Posted on July 25, 2018

Twitter Is “Shadow Banning” Prominent Republicans Like the RNC Chair and Trump Jr.’s Spokesman

Alex Thompson, Vice news, July 25, 2018

Twitter is limiting the visibility of prominent Republicans in search results — a technique known as “shadow banning” — in what it says is a side effect of its attempts to improve the quality of discourse on the platform.

The Republican Party chair Ronna McDaniel, several conservative Republican congressmen, and Donald Trump Jr.’s spokesman no longer appear in the auto-populated drop-down search box on Twitter, VICE News has learned. It’s a shift that diminishes their reach on the platform — and it’s the same one being deployed against prominent racists to limit their visibility. The profiles continue to appear when conducting a full search, but not in the more convenient and visible drop-down bar. (The accounts appear to also populate if you already follow the person.)

Democrats are not being “shadow banned” in the same way, according to a VICE News review. McDaniel’s counterpart, Democratic Party chair Tom Perez, and liberal members of Congress — including Reps. Maxine Waters, Joe Kennedy III, Keith Ellison, and Mark Pocan — all continue to appear in drop-down search results. Not a single member of the 78-person Progressive Caucus faces the same situation in Twitter’s search.


Twitter directed VICE News to a May 15 blog post that explained the company’s new approach to combating “troll-like behaviors.” After making changes to its platform, the company said that “[t]he result is that people contributing to the healthy conversation will be more visible in conversations and search.”


Twitter’s troll hunt, however, has ensnared some of the most prominent Republicans in the country. Type in the names of McDaniel, conservative members of Congress like Reps.

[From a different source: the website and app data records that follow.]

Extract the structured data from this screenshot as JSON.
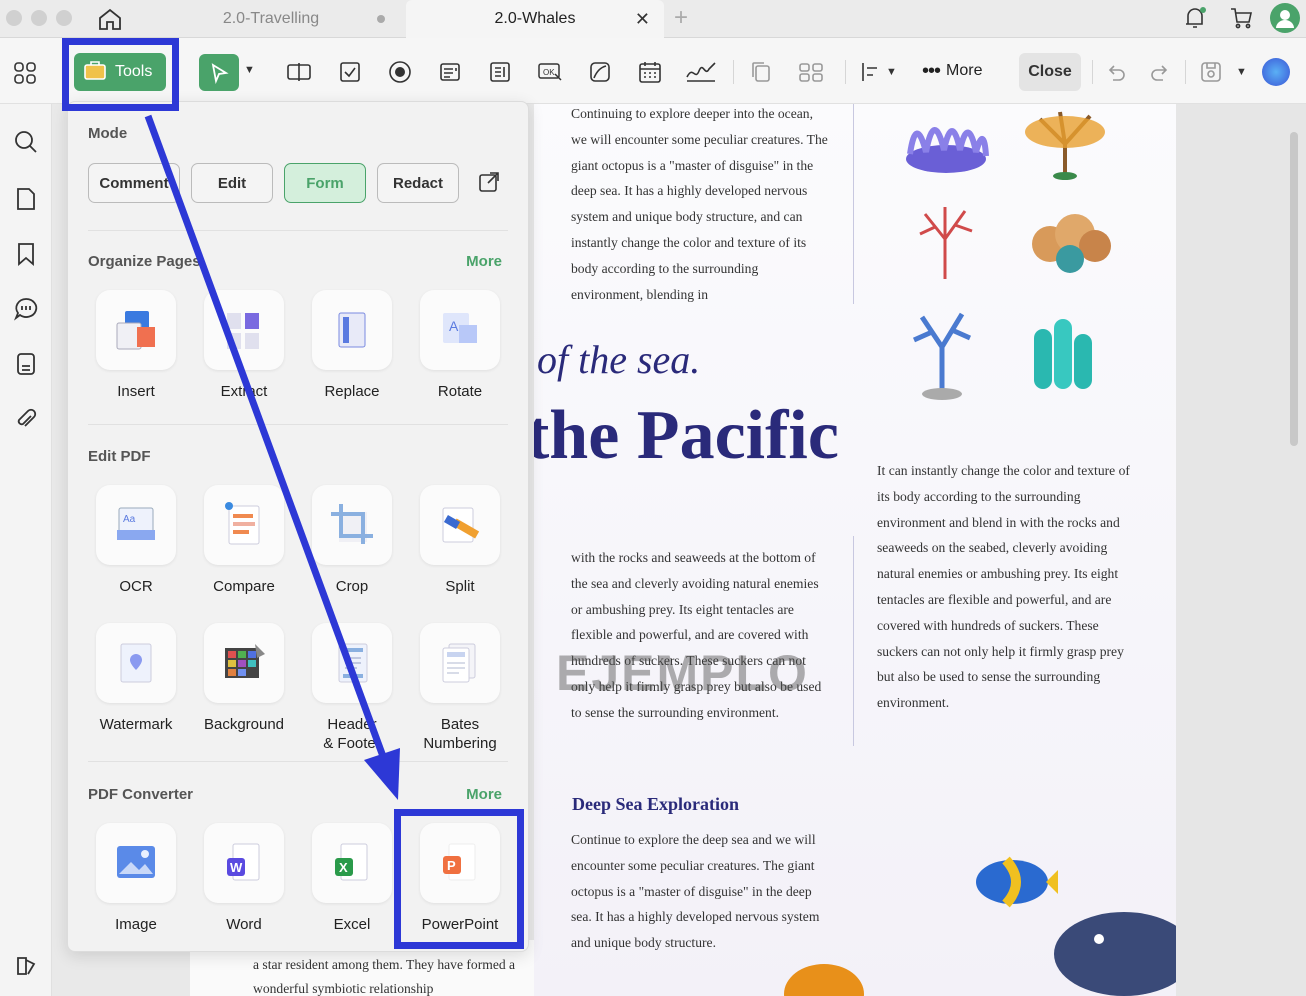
{
  "tabs": [
    {
      "label": "2.0-Travelling"
    },
    {
      "label": "2.0-Whales"
    }
  ],
  "toolbar": {
    "tools_label": "Tools",
    "more_label": "More",
    "close_label": "Close"
  },
  "panel": {
    "mode_title": "Mode",
    "modes": [
      "Comment",
      "Edit",
      "Form",
      "Redact"
    ],
    "organize": {
      "title": "Organize Pages",
      "more": "More",
      "items": [
        "Insert",
        "Extract",
        "Replace",
        "Rotate"
      ]
    },
    "edit": {
      "title": "Edit PDF",
      "items": [
        "OCR",
        "Compare",
        "Crop",
        "Split",
        "Watermark",
        "Background",
        "Header\n& Footer",
        "Bates\nNumbering"
      ]
    },
    "converter": {
      "title": "PDF Converter",
      "more": "More",
      "items": [
        "Image",
        "Word",
        "Excel",
        "PowerPoint"
      ]
    }
  },
  "doc": {
    "para1": "Continuing to explore deeper into the ocean, we will encounter some peculiar creatures. The giant octopus is a \"master of disguise\" in the deep sea. It has a highly developed nervous system and unique body structure, and can instantly change the color and texture of its body according to the surrounding environment, blending in",
    "heading_italic": "of the sea.",
    "heading_big": "the Pacific",
    "para2": "with the rocks and seaweeds at the bottom of the sea and cleverly avoiding natural enemies or ambushing prey. Its eight tentacles are flexible and powerful, and are covered with hundreds of suckers. These suckers can not only help it firmly grasp prey but also be used to sense the surrounding environment.",
    "watermark": "EJEMPLO",
    "para3": "It can instantly change the color and texture of its body according to the surrounding environment and blend in with the rocks and seaweeds on the seabed, cleverly avoiding natural enemies or ambushing prey. Its eight tentacles are flexible and powerful, and are covered with hundreds of suckers. These suckers can not only help it firmly grasp prey but also be used to sense the surrounding environment.",
    "subheading": "Deep Sea Exploration",
    "para4": "Continue to explore the deep sea and we will encounter some peculiar creatures. The giant octopus is a \"master of disguise\" in the deep sea. It has a highly developed nervous system and unique body structure.",
    "para5": "a star resident among them. They have formed a wonderful symbiotic relationship"
  },
  "colors": {
    "accent": "#4aa36a",
    "highlight": "#2d38d6",
    "heading": "#2a2a7a"
  }
}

Mark Meadows, Jim Jordan, and Matt Gaetz, and Trump Jr.’s spokesman Andrew Surabian, for example, and Twitter’s drop-down search bar does not show their profiles. The search menu also does not display the verified profile of Rep. Devin Nunes of California, only his unverified one that he seldom uses to post.

That limits their visibility and the ease of finding their profiles compared to their liberal counterparts.

The company’s drop-down search bar has also been excluding several prominent racist figures on the alt-right, such as Jason Kessler, who organized last year’s white nationalist rally in Charlottesville, Virginia. The platform has also demoted a smattering of far-right figures like Mike Cernovich, as Gizmodo reported earlier this week.

But the rationale determining which accounts auto-populate in search results and which don’t is unclear. InfoWars and its leader Alex Jones have not been demoted despite often spreading false news and right-wing conspiracy theories, for example. Republican Rep. Steve King — who has tweeted that immigration should be limited because “we can’t restore our civilization with somebody else’s babies” — also appears to be unaffected by this change to the company’s search function. He retweeted a self-proclaimed “Nazi sympathizer” last month and declined to take it down when notified of the person’s history.


Conservatives in and out of Congress have been claiming for months — with varying amounts of evidence — that Big Tech companies are censoring voices on the right. The Republican-led House Judiciary Committee convened not one but two hearings on the subject in recent months, including one with pro-Trump social media stars Diamond and Silk, who argued that Facebook had been intentionally diminishing the reach of their content. The second hearing went down just last week where representatives from Twitter, Google, and Facebook were subjected to grilling by conservatives.


Democrats, for their part, have largely rolled their eyes at conservative claims of discrimination. At Diamond and Silk’s hearing in April, the committee’s top-ranking Democrat Jerrold Nadler called the idea of Big Tech censorship of conservatives a “hoax” and a “tired narrative of imagined victimhood” that was eclipsing other priorities like election security and online privacy.